    Creator Info: University of North Texas
  • Author: Kalin Arroyo, Mary T.
    Creator Type: Personal
    Creator Info: Institute of Ecology and Biodiversity

Publisher

  • Name: American Institute of Biological Sciences
    Place of Publication: [Reston, Virginia]

Date

  • Creation: 2012-03

Language

  • English

Description

  • Content Description: This article discusses integrating ecology and environmental ethics.
  • Physical Description: 11 p.

Subject

  • Keyword: conservation
  • Keyword: temperate forests
  • Keyword: sub-Antarctic ecoregion
  • Keyword: long-term ecological research
  • Keyword: field stations

Source

  • Journal: BioScience, 2012, Reston: American Institute of Biological Sciences, pp. 226-236

Citation

  • Publication Title: BioScience
  • Volume: 62
  • Issue: 3
  • Page Start: 226
  • Page End: 236
  • Peer Reviewed: True

Collection

  • Name: UNT Scholarly Works
    Code: UNTSW

Institution

  • Name: UNT College of Arts and Sciences
    Code: UNTCAS

Rights

  • Rights Access: public

Resource Type

  • Article

Format

  • Text

Identifier

  • DOI: 10.1525/bio.2012.62.3.4
  • Archival Resource Key: ark:/67531/metadc130199

Degree

  • Academic Department: Philosophy and Religion Studies
  • Academic Department: Biological Sciences

Note

  • Display Note: Abstract: The South American temperate and sub-Antarctic forests cover the longest latitudinal range in the Southern Hemisphere and include the world's southernmost forests. However, until now, this unique biome has been absent from global ecosystem research and monitoring networks. Moreover, the latitudinal range of between 40 degrees (°) south (S) and 60°S constitutes a conspicuous gap in the International Long-Term Ecological Research (ILTER) and other international networks.

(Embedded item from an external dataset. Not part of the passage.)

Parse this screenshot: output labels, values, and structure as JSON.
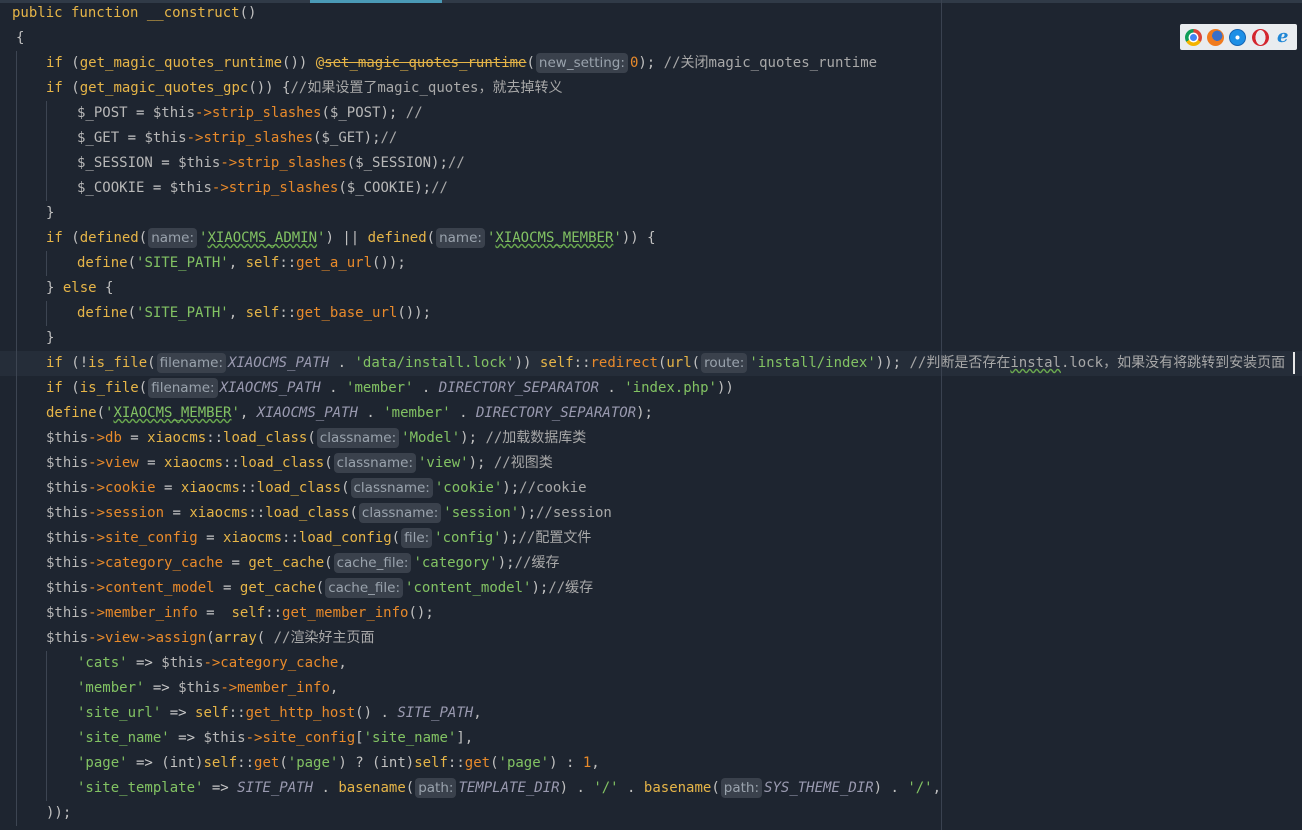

The authors first identify 10 globally salient attributes of biological and cultural diversity in southwestern South America. The authors then present the nascent Chilean Long-Term Socio-Ecological Research (LTSER) network, which will incorporate a new biome into ILTER. Finally, the authors introduce the field environmental philosophy methodology, developed by the Chilean LTSER network to integrate ecological sciences and environmental ethics into graduate education and biocultural conservation. This approach broadens the prevailing economic spectrum of social dimensions considered by LTSER programs and helps foster bioculturally diverse forms of Earth stewardship.